    7. Asking “why” is so important to kids – Encourage them to always ask “why” by answering them seriously and honestly. If you don’t know, tell them “let’s find out.” This fuels their creativity, innovative thinking, independence, and more. 98% of kids have “genius-level creativity” but it slowly is removed through our education system. Only 2% of adults hold onto it.
    8. Creativity flows from play. Let them be and they’ll create their own worlds and keep themselves happy and occupied. Play with them and get down on their level, enter their worlds. Play and imagination is extremely important as it gets them to be able to step into another person‘s shoes building their compassion and empathy for others
    9. The ultimate goal as a teacher, parent, leader, is to make yourself obsolete. Point them to ideas of their own, teach them to think for themselves. Help and facilitate but never take over. 
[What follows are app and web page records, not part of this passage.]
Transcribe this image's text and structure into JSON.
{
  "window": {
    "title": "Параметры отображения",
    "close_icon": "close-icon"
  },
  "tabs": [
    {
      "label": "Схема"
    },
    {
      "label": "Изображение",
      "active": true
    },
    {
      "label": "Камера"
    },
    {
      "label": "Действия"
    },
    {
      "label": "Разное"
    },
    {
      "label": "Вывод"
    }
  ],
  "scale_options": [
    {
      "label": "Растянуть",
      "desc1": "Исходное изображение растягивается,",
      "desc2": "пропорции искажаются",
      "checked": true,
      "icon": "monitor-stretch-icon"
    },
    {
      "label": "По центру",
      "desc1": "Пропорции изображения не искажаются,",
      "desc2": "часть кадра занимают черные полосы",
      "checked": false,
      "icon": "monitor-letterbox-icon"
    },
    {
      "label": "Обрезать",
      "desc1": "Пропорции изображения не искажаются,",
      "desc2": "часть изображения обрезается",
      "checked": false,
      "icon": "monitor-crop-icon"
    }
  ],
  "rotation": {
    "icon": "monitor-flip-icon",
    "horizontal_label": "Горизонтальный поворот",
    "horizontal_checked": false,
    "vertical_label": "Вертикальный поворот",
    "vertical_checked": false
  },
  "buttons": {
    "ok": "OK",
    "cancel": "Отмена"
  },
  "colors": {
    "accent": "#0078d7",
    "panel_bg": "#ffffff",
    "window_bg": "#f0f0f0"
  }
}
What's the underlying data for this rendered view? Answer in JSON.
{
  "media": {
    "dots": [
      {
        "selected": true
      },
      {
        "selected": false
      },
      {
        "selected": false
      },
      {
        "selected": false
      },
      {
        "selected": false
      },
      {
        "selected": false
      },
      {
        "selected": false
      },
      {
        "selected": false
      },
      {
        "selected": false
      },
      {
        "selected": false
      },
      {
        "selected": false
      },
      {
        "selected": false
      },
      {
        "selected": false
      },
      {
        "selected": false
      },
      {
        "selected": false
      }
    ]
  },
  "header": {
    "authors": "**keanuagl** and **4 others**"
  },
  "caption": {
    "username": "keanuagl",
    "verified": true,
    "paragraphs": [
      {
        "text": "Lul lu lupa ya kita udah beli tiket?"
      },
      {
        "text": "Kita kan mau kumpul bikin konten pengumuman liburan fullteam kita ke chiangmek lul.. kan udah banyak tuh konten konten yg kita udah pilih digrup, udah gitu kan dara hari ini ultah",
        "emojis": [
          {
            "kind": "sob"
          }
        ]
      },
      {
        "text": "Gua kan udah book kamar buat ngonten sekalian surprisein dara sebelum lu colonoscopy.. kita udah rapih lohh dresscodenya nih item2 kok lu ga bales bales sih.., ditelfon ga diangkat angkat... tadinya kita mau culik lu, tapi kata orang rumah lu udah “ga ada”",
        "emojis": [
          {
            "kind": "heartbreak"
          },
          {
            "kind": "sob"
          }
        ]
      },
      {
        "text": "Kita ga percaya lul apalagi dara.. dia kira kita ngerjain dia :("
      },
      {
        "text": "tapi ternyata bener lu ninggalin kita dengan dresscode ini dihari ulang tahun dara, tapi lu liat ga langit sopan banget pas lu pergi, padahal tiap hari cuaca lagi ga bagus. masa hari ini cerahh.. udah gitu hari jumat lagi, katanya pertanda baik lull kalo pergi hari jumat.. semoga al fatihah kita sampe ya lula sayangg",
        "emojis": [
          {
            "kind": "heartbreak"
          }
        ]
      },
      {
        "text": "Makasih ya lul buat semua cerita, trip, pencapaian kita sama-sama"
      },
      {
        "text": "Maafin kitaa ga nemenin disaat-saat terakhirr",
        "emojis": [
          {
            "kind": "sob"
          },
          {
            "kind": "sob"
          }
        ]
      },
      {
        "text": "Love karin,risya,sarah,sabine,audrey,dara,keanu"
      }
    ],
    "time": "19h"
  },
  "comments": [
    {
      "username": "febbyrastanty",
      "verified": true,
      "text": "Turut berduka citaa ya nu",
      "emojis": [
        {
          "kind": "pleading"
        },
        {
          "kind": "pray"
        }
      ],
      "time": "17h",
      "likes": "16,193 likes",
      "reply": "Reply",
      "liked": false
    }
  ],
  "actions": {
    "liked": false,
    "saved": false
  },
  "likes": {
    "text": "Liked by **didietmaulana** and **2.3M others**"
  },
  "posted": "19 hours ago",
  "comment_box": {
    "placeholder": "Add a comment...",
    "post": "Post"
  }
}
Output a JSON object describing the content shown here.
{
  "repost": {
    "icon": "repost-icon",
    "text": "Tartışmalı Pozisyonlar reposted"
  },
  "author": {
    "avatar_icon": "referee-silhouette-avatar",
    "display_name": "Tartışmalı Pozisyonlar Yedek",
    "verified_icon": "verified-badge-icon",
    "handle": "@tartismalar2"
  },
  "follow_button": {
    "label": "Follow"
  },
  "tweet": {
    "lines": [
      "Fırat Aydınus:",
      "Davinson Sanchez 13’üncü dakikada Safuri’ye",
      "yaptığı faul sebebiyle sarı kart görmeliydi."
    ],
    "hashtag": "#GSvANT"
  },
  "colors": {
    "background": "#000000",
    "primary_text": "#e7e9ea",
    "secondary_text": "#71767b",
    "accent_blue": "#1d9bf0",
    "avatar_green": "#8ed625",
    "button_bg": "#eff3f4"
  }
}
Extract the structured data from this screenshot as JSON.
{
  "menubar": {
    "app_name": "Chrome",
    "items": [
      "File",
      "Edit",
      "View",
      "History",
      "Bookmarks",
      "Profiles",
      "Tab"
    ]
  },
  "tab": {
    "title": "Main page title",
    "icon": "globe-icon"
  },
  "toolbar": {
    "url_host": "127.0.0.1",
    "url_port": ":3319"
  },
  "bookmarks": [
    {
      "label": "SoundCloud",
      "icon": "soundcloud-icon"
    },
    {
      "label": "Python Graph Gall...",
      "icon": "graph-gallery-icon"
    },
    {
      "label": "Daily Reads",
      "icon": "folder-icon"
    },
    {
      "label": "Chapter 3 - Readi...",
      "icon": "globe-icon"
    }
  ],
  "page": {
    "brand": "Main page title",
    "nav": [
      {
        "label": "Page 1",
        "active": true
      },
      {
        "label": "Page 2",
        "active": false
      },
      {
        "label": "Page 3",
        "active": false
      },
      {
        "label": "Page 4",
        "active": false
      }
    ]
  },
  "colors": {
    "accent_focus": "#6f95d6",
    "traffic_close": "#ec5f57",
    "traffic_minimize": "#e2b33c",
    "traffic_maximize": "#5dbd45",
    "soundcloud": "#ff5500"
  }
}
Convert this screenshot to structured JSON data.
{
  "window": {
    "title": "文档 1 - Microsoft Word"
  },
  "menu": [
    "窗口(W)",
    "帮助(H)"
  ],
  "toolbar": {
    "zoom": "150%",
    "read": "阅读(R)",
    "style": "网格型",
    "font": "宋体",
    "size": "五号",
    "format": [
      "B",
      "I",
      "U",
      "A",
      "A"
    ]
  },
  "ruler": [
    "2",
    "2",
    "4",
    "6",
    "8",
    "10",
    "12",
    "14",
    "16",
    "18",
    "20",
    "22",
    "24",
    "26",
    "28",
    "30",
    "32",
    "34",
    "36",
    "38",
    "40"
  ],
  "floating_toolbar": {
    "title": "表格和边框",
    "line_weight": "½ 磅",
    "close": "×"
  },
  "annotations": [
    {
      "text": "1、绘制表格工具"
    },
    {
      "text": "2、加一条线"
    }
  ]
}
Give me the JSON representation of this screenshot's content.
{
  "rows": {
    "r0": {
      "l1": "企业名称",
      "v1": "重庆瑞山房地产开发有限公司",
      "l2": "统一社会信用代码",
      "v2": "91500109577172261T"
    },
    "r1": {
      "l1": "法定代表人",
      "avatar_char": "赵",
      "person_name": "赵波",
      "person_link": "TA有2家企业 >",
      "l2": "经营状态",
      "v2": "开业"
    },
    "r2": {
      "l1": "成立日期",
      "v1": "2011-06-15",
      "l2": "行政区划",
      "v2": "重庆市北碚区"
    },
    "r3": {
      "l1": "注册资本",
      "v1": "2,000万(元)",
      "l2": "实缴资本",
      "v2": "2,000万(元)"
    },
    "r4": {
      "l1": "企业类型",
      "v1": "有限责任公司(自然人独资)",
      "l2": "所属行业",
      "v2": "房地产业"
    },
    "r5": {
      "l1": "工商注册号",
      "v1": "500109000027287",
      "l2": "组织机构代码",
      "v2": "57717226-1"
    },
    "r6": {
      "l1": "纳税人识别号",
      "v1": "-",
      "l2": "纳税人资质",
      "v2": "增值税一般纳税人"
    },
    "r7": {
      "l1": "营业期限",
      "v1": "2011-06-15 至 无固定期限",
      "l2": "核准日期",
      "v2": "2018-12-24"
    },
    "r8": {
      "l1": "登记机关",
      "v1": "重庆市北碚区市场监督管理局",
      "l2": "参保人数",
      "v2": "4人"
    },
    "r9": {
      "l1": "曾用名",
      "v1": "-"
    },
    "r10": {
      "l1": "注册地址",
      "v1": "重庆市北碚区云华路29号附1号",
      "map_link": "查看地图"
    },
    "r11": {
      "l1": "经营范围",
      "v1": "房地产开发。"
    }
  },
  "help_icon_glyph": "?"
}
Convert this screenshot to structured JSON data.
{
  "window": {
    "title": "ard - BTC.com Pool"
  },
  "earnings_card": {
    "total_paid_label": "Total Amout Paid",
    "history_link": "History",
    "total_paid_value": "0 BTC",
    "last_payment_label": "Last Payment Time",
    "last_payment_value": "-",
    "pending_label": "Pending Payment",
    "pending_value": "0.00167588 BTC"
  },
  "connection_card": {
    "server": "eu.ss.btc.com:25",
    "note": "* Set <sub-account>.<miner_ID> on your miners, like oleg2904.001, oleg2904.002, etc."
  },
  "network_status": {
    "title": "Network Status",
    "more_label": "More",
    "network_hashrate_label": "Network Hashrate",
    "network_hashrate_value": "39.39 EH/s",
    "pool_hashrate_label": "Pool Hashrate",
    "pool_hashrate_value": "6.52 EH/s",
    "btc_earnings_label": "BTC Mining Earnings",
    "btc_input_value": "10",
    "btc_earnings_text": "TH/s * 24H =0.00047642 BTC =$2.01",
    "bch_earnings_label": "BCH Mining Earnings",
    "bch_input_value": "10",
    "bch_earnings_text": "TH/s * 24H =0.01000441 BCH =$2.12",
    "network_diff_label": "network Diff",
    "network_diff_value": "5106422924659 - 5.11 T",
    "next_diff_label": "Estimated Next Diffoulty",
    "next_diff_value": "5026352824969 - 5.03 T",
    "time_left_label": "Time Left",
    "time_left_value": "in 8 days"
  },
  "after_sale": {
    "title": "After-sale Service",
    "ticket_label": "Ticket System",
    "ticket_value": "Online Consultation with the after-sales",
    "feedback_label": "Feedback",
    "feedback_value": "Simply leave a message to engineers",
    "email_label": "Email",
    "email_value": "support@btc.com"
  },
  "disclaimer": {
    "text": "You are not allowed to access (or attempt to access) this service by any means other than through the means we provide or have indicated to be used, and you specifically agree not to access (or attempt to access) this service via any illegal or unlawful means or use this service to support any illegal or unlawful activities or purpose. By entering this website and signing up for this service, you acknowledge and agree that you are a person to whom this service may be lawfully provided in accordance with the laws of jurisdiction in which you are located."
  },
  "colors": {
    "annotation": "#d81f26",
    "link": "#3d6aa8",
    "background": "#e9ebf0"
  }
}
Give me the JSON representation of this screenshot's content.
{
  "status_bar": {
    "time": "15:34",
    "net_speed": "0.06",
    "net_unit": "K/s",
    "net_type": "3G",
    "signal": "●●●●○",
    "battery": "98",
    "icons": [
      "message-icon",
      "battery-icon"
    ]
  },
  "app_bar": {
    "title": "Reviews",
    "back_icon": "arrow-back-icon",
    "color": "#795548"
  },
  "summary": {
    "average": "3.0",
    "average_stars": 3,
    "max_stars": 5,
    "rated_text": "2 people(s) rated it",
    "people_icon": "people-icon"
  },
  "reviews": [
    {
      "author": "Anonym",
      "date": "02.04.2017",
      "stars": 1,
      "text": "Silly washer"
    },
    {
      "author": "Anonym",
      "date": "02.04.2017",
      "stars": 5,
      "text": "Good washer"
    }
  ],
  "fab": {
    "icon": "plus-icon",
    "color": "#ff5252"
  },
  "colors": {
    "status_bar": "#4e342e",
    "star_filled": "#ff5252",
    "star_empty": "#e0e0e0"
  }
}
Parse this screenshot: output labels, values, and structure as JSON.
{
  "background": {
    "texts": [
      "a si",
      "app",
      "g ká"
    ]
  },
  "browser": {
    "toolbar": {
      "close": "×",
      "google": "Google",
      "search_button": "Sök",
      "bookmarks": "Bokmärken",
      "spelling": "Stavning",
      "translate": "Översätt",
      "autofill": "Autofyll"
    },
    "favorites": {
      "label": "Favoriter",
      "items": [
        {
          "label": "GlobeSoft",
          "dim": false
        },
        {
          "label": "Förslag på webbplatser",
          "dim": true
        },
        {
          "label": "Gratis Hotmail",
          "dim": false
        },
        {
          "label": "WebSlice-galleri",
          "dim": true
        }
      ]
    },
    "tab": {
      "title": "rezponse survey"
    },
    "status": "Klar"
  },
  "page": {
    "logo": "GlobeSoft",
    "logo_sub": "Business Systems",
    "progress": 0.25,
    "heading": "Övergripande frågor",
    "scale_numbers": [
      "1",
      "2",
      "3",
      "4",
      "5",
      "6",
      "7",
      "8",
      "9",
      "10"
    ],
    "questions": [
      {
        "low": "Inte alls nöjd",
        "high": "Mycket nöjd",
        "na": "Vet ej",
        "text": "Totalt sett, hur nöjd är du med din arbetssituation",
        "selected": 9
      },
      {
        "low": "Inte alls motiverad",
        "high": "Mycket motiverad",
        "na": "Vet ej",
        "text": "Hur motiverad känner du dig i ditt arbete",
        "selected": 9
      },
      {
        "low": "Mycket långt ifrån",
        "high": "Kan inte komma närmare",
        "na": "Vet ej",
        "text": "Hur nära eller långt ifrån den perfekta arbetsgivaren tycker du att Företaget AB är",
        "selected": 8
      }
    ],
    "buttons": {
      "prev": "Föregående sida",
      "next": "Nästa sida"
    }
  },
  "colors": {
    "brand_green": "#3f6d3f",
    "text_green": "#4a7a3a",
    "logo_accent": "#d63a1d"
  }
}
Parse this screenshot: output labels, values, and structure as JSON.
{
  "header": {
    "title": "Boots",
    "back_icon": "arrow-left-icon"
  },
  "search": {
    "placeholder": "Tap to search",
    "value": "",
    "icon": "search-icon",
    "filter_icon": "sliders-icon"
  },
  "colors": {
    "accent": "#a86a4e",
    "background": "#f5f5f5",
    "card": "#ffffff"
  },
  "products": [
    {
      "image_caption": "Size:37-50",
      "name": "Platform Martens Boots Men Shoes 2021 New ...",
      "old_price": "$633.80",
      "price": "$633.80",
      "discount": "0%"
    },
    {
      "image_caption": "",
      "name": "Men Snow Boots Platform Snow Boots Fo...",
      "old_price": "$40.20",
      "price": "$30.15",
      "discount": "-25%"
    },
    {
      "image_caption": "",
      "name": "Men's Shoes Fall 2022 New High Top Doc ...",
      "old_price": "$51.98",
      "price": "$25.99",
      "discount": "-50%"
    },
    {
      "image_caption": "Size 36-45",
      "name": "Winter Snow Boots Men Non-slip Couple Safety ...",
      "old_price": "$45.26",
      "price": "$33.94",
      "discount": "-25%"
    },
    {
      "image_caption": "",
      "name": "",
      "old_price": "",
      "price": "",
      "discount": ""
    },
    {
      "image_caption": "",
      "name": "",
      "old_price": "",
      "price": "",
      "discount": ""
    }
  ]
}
    10. Instill grit (passion, conscientiousness, gratitude, delayed gratification, perseverance) into your kids. You can’t choose your circumstances, but you can choose your reactions and work ethic
    11. Learning how to deal with boredom and embracing it is vital 
    12. Solve arguments and discussions in front of kids so they see that it is ok to disagree and also how to problem solve together 
    13. Show that punctuality is important, as is clothing and appearance, how you treat others, cleaning up after yourself, having a healthy relationship with tech, how you manage health, stress, and exercise, ability to listen and discuss controversial topics and ideas, avoiding cursing and yelling as you can teach them inadvertently that this is an OK way to communicate with others, how you handle adversity and failure, ability to admit you’re wrong and forgive
    14. The most important skill parents model are successful interpersonal relationships
    15. Personal space, privacy, and relationships outside the family are important to keep top of mind and consistent
    16. Encourage your kids to write thank you cards and to journal at the end of the day since this helps to reflect and express gratitude
    17. Instill a sense of service, connection and an others-focused mentality so that your kids learn how to give back see that not everything is about them, building deep, meaningful relationships

What I got out of it

  1. One of my favorite books so far on parenting. The TRICK mindset is an invariant strategy, useful not only for kids, but any relationship.